Investment is something very important and particular to each one. Many people invest in possessions, such as houses, cars and material goods. Others invest in experiences like travel, gastronomy or some kind of leisure. However, not all investments are as common as they seem. Some people, for example, invest in coffee.
That’s right. Many coffee lovers go around the world looking for the best, tastiest and most expensive coffees. Often, what makes the beans expensive and unique are the cultivation techniques or even the production process.
But, to understand a little about this whole process, we need to know how the coffee reaches our table.
So, how is the coffee production process?
Worldwide, around 155 million bags of standard 60 kg coffee are produced annually. The largest producer and exporter of the grain is Brazil , with about 50 million bags, which is equivalent to 30% of all exported products.
The coffee production process differs depending on the region. This process begins with fertilization. The correct fertilizer corrects the soil so that it is suitable for planting and cultivation.
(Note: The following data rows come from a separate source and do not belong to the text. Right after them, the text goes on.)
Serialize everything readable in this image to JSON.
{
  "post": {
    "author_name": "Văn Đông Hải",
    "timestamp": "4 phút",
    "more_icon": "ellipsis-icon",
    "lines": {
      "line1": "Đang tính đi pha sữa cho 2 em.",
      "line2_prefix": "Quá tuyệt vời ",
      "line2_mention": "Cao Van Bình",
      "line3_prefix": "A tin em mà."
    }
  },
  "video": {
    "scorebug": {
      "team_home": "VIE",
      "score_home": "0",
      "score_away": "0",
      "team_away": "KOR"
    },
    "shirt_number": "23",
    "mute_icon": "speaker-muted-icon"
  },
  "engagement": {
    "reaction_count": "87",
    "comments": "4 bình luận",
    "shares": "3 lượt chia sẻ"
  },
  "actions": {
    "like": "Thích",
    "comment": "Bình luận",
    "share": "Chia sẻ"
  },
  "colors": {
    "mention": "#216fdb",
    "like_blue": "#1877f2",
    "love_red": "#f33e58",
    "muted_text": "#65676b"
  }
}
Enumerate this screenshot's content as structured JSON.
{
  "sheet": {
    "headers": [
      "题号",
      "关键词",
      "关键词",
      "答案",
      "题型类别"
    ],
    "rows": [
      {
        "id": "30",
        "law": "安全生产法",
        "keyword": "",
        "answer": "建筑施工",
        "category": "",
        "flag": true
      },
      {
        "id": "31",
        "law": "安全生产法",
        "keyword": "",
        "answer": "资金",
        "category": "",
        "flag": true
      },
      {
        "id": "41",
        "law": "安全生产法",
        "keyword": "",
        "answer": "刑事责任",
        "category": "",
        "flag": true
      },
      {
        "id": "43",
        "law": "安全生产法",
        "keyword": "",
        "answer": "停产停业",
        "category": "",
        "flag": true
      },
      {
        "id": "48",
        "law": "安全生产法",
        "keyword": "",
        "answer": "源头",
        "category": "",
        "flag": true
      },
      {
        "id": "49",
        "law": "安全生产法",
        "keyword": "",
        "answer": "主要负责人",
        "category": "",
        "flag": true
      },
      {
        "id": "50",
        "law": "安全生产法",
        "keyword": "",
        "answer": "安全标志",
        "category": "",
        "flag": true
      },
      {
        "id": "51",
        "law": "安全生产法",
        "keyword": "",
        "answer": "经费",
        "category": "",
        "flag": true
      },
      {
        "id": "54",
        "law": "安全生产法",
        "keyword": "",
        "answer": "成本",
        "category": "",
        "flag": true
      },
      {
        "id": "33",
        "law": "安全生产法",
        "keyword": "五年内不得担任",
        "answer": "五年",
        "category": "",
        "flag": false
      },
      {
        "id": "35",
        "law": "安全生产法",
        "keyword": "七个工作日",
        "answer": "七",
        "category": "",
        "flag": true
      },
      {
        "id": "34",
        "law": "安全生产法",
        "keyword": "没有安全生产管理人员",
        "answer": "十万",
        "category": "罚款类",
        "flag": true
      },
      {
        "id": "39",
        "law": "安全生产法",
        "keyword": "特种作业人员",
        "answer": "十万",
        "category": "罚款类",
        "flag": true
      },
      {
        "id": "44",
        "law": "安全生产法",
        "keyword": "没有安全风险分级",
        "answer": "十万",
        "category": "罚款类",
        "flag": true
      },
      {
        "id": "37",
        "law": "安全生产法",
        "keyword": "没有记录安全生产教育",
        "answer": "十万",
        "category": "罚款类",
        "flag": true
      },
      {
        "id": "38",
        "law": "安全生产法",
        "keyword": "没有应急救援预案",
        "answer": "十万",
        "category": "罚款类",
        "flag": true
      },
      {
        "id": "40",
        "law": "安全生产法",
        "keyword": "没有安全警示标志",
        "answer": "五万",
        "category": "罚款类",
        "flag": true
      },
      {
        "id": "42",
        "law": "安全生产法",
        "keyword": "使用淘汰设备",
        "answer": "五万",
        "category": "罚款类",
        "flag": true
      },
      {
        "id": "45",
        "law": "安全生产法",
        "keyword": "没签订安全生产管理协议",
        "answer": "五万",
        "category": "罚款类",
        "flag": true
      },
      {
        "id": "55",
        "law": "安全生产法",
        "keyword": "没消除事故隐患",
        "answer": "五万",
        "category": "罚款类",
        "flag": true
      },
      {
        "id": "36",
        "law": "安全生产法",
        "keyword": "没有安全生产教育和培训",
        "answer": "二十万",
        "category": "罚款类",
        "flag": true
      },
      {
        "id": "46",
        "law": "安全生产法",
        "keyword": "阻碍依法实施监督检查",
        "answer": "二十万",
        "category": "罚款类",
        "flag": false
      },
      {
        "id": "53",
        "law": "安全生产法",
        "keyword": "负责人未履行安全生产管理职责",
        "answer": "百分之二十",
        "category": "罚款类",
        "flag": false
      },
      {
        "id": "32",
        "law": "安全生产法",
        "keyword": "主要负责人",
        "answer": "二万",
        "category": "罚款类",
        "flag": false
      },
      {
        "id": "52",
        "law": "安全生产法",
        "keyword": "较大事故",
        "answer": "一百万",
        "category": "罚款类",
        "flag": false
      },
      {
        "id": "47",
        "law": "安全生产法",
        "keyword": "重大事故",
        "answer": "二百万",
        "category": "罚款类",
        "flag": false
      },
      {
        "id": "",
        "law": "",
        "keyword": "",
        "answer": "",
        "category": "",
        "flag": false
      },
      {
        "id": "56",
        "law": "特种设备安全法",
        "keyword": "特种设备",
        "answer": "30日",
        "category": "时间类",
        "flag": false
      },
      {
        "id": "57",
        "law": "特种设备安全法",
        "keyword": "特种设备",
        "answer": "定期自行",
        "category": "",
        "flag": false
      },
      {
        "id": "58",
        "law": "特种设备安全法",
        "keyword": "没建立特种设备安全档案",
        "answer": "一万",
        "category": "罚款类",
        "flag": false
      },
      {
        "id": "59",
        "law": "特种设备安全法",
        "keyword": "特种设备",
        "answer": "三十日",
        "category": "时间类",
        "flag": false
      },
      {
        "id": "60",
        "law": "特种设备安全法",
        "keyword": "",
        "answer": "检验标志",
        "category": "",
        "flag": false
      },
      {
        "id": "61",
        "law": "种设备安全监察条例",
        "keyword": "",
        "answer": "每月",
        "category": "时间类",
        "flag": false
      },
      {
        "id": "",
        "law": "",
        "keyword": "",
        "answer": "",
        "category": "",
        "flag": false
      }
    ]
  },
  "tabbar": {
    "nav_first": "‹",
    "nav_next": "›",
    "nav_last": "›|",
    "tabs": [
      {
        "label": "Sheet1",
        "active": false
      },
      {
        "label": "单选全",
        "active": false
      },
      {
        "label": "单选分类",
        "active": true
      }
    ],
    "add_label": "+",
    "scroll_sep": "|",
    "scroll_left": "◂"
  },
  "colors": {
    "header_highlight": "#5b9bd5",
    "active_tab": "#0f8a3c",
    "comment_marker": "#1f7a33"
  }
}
This first step is important and essential for the rest of the production and provides the soil with calcium, magnesium, elevation of the Ph and even the minimization of toxic effects of the soil, which happen due to aluminum and manganese.
After this stage it is time for the harvest. For this, producers and specialists must check that about 90% of the fruits are ripe. In most regions of Brazil, this phase takes place between July and September.
Then, the coffee goes through drying, which is made in a proper environment, made of cement, bricks or beaten ground, or even a suspended terrace for specialty coffees. The process can also be done mechanically.
Last but not least, coffee is stored in bags or big bags, which allow the beans to be stored for up to 3 years, without deterioration.
This is the coffee production process. Some coffees go through different processes, both in cultivation and in production: and this is what makes them even more expensive. Just take a look.
The Kopi Luwak bean, also known as Civeta coffee, is produced in the region of Indonesia, and became known for its somewhat peculiar production process. First, the grains are eaten by Civetas, mammals typical of Indonesia. During the digestive process, the animal releases enzymes and acids on the coffee bean, which undergoes a natural fermentation process.
Many people say that the coffee produced inside Civeta acquires a slight red fruit flavor, without any acidity index and a slight bitter taste. The kilo of this coffee sells for approximately US $ 2,880!
Jamaica Blue Montain Coffee
What makes this coffee one of the most expensive in the world is not how it is produced, but where. Jamaica Blue Montain Coffee is a coffee produced more than 1,500 meters above sea level, and is known for its light and bitter-free flavor. This is because the beans are produced in a cold and humid climate.
In addition to being a recognized brand, Jamaica Blue Montain has become an international quality seal. Therefore, the price of a kilo reaches approximately US $ 200.
Black Ivory Coffee
Have you ever imagined an elephant participating in the coffee production process? The Black Ivory Coffe is made this way!
First, coffee beans are planted and harvested at an altitude of 1,500 m in Thailand. Then, they are crushed by elephants and still swallowed by them! The coffee passes through the animal’s digestion and is expelled in the feces. Anyone who has tried it says that coffee has subtle tastes of herbs and chocolate, in addition to having low acidity. The price of a kilo costs approximately US $ 1,200.
Hacienda la Esmeralda
Hacienda la Esmeralda, in Panama, went to bet on the sale of coffee in 1988. Before that, the farm had dairy cattle as its main resource.
After some studies and tests, they found that the coffee there tasted perfectly balanced. Even so, production is constantly improving. And, if you want to taste this coffee, prepare your pocket, because the kilo of the bean costs approximately US $ 350.
Jacu Bird Coffee
A Brazilian representative on the list is Jacu Bird: one more for the list of animal productions.
After harvesting, coffee is ingested by Jacu, who swallows the whole grain, without chewing. Again, as in the other two cases already seen above, coffee passes through the animal’s digestive system and is subjected to acids and enzymes. A kilo of coffee costs approximately US $ 1,150.
Saint Helena Coffee
Saint Helena is definitely Napoleon’s Bonaparte coffee. The emperor, passionate about the taste of the grain, cultivated it on the island of Santa Helena, located in the middle of the Atlantic Ocean.
Unlike the options above, which have a high price due to their production process, Saint Helena is an expensive coffee due to its location: transport costs are high. So, if you want to try it, you should pay approximately $ 79. However, those who have tried it say it is worth it: Saint Helena’s coffee has a mild caramel flavor, and some citrus notes.
Have you tried or would you like to try any of the above? Tell us in the comments of this post.
But, above all prices, it is good to remember: good coffee is that coffee that hugs you, like the ones from Grão Gourmet.